> Task statement
Going line by line through the entries below, count those that contain "Download". Give the number by itself.

> Record extracts

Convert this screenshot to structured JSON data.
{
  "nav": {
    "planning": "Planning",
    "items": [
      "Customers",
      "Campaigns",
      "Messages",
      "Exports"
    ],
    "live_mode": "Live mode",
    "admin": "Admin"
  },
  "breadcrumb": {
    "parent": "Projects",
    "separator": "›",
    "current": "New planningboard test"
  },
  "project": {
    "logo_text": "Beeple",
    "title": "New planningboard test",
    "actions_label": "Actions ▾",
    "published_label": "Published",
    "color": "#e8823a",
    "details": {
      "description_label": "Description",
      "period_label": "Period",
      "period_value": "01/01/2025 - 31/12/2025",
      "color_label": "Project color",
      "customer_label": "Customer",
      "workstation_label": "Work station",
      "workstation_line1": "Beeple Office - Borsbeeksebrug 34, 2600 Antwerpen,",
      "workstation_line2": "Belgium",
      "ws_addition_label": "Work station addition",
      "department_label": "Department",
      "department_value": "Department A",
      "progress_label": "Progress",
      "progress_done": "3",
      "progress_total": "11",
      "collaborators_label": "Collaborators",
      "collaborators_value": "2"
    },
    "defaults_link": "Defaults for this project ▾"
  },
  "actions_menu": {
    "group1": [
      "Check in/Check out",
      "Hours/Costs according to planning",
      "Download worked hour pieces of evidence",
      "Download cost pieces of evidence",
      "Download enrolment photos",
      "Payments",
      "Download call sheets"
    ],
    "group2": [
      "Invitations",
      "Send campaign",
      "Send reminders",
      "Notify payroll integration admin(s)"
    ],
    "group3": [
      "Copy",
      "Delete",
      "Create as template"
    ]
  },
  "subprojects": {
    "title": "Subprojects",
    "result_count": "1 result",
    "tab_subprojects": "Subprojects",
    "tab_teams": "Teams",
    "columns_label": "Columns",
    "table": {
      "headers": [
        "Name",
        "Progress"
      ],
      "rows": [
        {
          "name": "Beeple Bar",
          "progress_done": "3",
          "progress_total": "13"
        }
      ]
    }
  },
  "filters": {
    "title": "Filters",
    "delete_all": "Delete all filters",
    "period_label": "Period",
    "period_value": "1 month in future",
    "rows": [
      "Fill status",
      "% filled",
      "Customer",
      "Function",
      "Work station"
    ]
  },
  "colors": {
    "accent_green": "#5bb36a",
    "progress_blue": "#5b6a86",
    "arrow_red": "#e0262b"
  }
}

> Task answer
4